* Records drawn from a dataset
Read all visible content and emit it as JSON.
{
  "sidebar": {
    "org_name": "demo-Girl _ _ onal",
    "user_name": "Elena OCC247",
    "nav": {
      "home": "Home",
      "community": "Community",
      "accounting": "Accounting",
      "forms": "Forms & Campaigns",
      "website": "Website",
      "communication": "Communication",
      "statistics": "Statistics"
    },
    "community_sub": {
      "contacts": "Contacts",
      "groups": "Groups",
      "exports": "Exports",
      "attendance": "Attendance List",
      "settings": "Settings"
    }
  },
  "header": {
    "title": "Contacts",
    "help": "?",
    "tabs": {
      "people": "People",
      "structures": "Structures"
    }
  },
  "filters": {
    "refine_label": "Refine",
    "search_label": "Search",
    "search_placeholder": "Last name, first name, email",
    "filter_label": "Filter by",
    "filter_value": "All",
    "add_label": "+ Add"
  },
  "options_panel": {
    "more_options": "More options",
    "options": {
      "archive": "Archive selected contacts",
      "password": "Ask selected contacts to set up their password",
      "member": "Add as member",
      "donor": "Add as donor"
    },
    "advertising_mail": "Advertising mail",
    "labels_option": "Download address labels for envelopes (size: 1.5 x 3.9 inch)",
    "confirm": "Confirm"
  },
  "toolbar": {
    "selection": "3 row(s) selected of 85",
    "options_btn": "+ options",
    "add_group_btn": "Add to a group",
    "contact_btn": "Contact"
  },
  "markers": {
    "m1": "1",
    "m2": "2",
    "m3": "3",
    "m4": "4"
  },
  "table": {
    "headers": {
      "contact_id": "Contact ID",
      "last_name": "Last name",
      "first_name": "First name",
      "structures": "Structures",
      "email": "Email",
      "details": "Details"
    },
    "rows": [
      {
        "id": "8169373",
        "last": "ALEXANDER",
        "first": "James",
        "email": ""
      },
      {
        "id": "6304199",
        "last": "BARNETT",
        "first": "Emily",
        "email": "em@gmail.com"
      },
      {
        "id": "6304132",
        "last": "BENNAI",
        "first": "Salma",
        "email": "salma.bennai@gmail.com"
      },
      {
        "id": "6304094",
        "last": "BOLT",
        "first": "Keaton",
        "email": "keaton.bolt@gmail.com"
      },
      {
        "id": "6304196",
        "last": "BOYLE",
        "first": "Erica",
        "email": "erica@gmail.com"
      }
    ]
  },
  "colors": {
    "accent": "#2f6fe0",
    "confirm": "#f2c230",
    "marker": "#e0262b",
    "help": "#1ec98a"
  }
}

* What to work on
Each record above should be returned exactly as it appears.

* Response to the task
Read all visible content and emit it as JSON.
{
  "sidebar": {
    "org_name": "demo-Girl _ _ onal",
    "user_name": "Elena OCC247",
    "nav": {
      "home": "Home",
      "community": "Community",
      "accounting": "Accounting",
      "forms": "Forms & Campaigns",
      "website": "Website",
      "communication": "Communication",
      "statistics": "Statistics"
    },
    "community_sub": {
      "contacts": "Contacts",
      "groups": "Groups",
      "exports": "Exports",
      "attendance": "Attendance List",
      "settings": "Settings"
    }
  },
  "header": {
    "title": "Contacts",
    "help": "?",
    "tabs": {
      "people": "People",
      "structures": "Structures"
    }
  },
  "filters": {
    "refine_label": "Refine",
    "search_label": "Search",
    "search_placeholder": "Last name, first name, email",
    "filter_label": "Filter by",
    "filter_value": "All",
    "add_label": "+ Add"
  },
  "options_panel": {
    "more_options": "More options",
    "options": {
      "archive": "Archive selected contacts",
      "password": "Ask selected contacts to set up their password",
      "member": "Add as member",
      "donor": "Add as donor"
    },
    "advertising_mail": "Advertising mail",
    "labels_option": "Download address labels for envelopes (size: 1.5 x 3.9 inch)",
    "confirm": "Confirm"
  },
  "toolbar": {
    "selection": "3 row(s) selected of 85",
    "options_btn": "+ options",
    "add_group_btn": "Add to a group",
    "contact_btn": "Contact"
  },
  "markers": {
    "m1": "1",
    "m2": "2",
    "m3": "3",
    "m4": "4"
  },
  "table": {
    "headers": {
      "contact_id": "Contact ID",
      "last_name": "Last name",
      "first_name": "First name",
      "structures": "Structures",
      "email": "Email",
      "details": "Details"
    },
    "rows": [
      {
        "id": "8169373",
        "last": "ALEXANDER",
        "first": "James",
        "email": ""
      },
      {
        "id": "6304199",
        "last": "BARNETT",
        "first": "Emily",
        "email": "em@gmail.com"
      },
      {
        "id": "6304132",
        "last": "BENNAI",
        "first": "Salma",
        "email": "salma.bennai@gmail.com"
      },
      {
        "id": "6304094",
        "last": "BOLT",
        "first": "Keaton",
        "email": "keaton.bolt@gmail.com"
      },
      {
        "id": "6304196",
        "last": "BOYLE",
        "first": "Erica",
        "email": "erica@gmail.com"
      }
    ]
  },
  "colors": {
    "accent": "#2f6fe0",
    "confirm": "#f2c230",
    "marker": "#e0262b",
    "help": "#1ec98a"
  }
}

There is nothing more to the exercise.